Zhao, H.—Ph.D. (University of Illinois, Chicago); organizational behaviors, entrepreneurship, human resource management.
Clark, B.—Ph.D. (Rensselaer Polytechnic Institute); banking, corporate finance, operational risk, risk management, stress testing.
Huang, D.—Ph.D. (University of Texas at Dallas); marketing.
Huang, T.—Ph.D. (Northwestern University); operations management, quantitative marketing, supply chain management.
Lu, Y.—Ph.D. (Carnegie Mellon University); social media and Internet marketing.
Markovitch, D.—Ph.D. (New York University); marketing.
Nam, S.—Ph.D. (New York University); finance, accounting.
Tracy, W.—Ph.D. (UCLA); strategic management and organization.
Wu, Q.—Ph.D. (Rensselaer Polytechnic Institute); accounting and finance.
Yayla-Kullu, H.M.—Ph.D. (University of North Carolina at Chapel Hill); operations management.
Ye, P.—Ph.D. (University of Wisconsin-Milwaukee); managerial finance, investments, advanced corporate finance.

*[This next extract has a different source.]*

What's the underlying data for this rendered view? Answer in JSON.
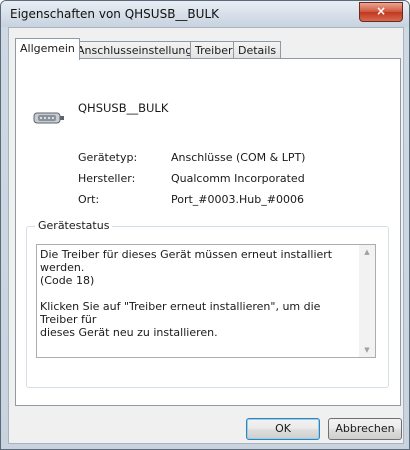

Lecturers of Practice
Demertzoglou, P.—Ph.D. (State University of New York); transaction processing systems, decision support systems, e-business applications, commercial open source databases.
McDermott, P.—Ph.D. (University at Albany); strategic management.
Wright, F.—M.S. (Naval Postgraduate School); general management, business policy and strategy, entrepreneurship, R&D management.
*Departmental faculty listings are accurate as of the date generated for inclusion in this catalog. For the most up-to-date listing of faculty positions, including end-of-year promotions, please refer to the Faculty Roster section of this catalog, which is current as of the May 2015 Board of Trustees meeting.